Jazz pioneering musician and band leader Vic Lewis nurtured almost every major British jazz personality under his band leader’s baton or as agent/manager.
The Vic Lewis Story follows a mammoth playing, conducting, and recording career through the nostalgic echoes of Downtown New York from the ‘30s right up to the latest work recently completed with Andy Martin and Christian Jacob - two of the world's top jazz artists.
As you flick over the pages of his life, there are not only musical records in this bible of jazz but emotive and historic photographic records that span the formative years of British and international jazz right up to today. A bayou tapestry of jazz history seen through the eyes of a man who is without doubt one of Britain’s greatest witnesses to the jazz era.
During his first trip to America in 1938, where with the help of Leonard Feather, my cousin, meetings had been arranged with Joe Marsala, Joe Bushkin, and Buddy Rich at the Hickory House on 48th Street New York, he was able to sit in and play guitar with these jazz greats. Just as memorable to him were meetings with Bobby Hackett, Eddie Condon, and Pee Wee Russell, arranged for him at Nick’s Club in Greenwich Village. Here Vic enjoyed himself in the company of Tommy Dorsey, and Jack Teagarden, whilst Sidney Bechet was part of the supporting group with Zutty Singleton and Wellman Braud.
The man who had shepherded Vic around Downtown New York, Leonard Feather, had earlier plucked George Shearing out of Vic’s formative band and whisked him away to America, where they both progressed to become, respectively, legends of jazz criticism and piano, and long time friends of Vic’s.
With the start of World War II, Vic joined the RAF in 1939, and was posted to Bomber Command HQ. Joining the Buddy Featherstonehaugh Quintet he met up with drummer Jack Parnell, with whom he was later to co-run their own band after the War. It was during the War period that Vic was also to meet Glen Miller, and record with Sam Donahue, Jimmy McPartland, and Johnny Mince.

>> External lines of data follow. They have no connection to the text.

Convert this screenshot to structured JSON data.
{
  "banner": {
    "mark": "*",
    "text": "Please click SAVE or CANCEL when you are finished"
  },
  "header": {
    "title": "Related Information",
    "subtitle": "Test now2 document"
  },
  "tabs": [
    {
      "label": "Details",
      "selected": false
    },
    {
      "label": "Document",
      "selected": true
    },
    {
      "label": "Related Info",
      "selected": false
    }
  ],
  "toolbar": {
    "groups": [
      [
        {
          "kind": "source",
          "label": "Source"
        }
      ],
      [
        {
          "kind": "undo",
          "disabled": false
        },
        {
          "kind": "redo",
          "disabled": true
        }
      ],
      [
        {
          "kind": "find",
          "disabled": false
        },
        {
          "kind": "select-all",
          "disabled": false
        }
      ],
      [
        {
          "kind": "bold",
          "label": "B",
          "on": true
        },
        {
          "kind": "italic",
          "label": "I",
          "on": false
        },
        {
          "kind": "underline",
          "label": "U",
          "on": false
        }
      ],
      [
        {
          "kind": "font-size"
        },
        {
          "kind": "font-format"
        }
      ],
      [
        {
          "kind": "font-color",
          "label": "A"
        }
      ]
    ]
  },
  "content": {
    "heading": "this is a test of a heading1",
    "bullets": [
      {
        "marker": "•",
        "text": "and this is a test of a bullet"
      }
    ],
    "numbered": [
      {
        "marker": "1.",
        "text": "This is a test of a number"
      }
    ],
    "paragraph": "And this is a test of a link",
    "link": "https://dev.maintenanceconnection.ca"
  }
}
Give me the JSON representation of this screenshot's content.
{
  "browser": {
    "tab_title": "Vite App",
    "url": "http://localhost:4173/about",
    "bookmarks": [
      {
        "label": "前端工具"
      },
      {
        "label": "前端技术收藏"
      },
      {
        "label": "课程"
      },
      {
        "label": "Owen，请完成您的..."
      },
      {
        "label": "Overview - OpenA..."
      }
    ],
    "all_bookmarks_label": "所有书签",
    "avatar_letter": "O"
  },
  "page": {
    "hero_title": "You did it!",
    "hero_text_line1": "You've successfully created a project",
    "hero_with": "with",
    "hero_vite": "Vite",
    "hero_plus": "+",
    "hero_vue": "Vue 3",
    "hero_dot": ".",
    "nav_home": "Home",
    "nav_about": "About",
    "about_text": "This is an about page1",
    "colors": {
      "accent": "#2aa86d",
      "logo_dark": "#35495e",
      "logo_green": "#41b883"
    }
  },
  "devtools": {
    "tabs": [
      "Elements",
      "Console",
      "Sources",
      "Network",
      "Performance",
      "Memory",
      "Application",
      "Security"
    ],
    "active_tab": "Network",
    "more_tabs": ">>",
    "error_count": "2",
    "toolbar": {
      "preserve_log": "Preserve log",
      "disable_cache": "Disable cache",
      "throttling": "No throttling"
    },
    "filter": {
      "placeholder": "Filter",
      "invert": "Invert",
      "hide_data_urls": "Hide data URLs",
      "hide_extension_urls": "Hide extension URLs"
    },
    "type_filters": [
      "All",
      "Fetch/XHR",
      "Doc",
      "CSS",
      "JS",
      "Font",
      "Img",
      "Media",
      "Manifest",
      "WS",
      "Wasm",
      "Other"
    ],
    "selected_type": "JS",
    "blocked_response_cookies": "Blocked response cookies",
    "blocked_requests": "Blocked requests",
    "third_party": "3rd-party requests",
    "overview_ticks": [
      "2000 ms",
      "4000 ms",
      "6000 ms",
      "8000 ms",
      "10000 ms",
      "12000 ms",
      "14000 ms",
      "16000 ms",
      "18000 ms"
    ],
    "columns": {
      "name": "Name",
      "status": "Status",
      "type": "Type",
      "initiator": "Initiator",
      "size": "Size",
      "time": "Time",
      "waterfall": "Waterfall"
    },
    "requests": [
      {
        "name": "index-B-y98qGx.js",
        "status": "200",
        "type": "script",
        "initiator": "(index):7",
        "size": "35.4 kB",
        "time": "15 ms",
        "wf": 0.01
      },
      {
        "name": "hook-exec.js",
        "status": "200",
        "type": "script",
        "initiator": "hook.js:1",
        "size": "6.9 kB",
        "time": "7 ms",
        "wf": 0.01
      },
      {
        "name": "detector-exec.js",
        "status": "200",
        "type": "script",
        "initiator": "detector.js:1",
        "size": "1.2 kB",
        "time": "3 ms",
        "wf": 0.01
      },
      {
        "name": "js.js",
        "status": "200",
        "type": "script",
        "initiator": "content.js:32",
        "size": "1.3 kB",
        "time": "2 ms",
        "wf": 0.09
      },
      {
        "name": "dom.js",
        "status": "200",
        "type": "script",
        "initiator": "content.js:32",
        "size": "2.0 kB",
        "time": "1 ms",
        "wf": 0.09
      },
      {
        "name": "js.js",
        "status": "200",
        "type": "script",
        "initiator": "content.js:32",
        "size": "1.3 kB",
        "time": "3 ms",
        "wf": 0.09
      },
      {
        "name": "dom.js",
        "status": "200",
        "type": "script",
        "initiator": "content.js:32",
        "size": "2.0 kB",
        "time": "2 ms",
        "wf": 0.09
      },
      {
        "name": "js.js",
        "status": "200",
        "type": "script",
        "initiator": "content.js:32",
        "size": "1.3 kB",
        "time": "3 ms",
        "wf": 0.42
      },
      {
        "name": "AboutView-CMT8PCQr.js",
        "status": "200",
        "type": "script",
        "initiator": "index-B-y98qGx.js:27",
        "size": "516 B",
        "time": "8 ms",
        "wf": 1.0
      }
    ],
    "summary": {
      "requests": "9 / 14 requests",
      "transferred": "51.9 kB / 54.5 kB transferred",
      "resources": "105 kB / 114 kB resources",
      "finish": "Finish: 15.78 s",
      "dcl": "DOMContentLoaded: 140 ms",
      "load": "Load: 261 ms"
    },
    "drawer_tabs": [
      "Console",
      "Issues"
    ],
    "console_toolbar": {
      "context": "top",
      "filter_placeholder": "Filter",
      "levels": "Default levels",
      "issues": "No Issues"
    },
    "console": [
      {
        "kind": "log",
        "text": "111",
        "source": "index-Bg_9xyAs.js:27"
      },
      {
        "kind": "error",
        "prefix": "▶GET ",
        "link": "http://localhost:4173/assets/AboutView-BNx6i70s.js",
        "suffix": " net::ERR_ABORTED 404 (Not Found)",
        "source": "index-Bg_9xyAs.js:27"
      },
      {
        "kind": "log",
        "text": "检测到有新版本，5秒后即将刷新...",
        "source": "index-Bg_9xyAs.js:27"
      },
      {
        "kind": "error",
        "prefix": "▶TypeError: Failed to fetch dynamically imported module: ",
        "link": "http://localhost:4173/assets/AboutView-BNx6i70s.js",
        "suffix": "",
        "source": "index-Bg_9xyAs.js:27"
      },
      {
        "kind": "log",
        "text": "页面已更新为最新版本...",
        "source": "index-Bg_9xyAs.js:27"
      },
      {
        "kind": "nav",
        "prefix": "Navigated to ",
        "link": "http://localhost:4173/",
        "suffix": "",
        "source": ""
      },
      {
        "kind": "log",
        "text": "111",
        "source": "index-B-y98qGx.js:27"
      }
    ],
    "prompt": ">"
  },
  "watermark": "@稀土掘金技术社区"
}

In the 1950s The Vic Lewis Jazzmen changed its style and was enlarged to form the Vic Lewis Orchestra, enjoying widespread acclaim over the next decade in dance hall and on BBC radio. Another line up variation, The Vic Lewis Orchestra, toured the US in 1956,'58,'59 and '60,ending up at the Birdland Club, in New York, in front of a glitterati of celebrities and jazz musicians there to hear the final concert of their tour. One of the greatest moments in Vic’s long career came when he was introduced by Stan Kenton, in 1950, at Carnegie Hall, New York,where he was presented as ‘England’s Stan Kenton’ and invited to conduct the Innovations Orchestra. A few years later he had the added pleasure of playing trombone for a Kenton Orchestra concert at the Alhambra, Paris.
Like many of the other jazz giants Vic encountered, and played with in those
early years -Louis Armstrong, Django Reinhardt, Stephané Grappelli,
Mo Zudekoff (later known as Buddy Morrow), Gerry Mulligan - Stan Kenton became
a lifelong friend.
The story goes on and on with the involvement, recording and performance of Vic in concerts in the UK and around the world, most recently with the producing and recording of jazz musicians from the West Coast, including Andy Martin, Christian Jacob and musicians from the UK.
Shearing was not the only great musician to have played in and been nurtured under Vic’s UK band baton. The list reads like a who’s who of every major British jazz personality who would later become leaders of their own bands or groups in their own right.... Kenny Baker, Jimmy Skidmore, Tubby Hayes, Vic Ash, Dudley Moore, and Ronnie Scott. Others, like Ken Throne, a pianist with Vic’s early band, was to go on to become an internationally recognised musical arranger, and the only Britisher to win an Oscar in his category.
Many of these momentous moments in the life of Vic Lewis are captured through the pages and photos in this book. Many of the photographs are unique and have never been published before. They constitute a golden record of 20th century musical imagery. Some of the greatest ever jazz photographers are represented -Bill Claxton, Herman Leonard, as well as historic photographs taken by Vic Lewis himself and numerous contributions from Adrian Korsner- the book's designer and artistic adviser. Stroll into the houses of some of the most famous musical arrangers – Henry Mancini, Shorty Rogers, Johnny Mandel, Nelson Riddle and many more....
144 pages, fully illustrated with over 400 photographs in colour and black and white. (£25)
© Robert Feather 2005 - 2012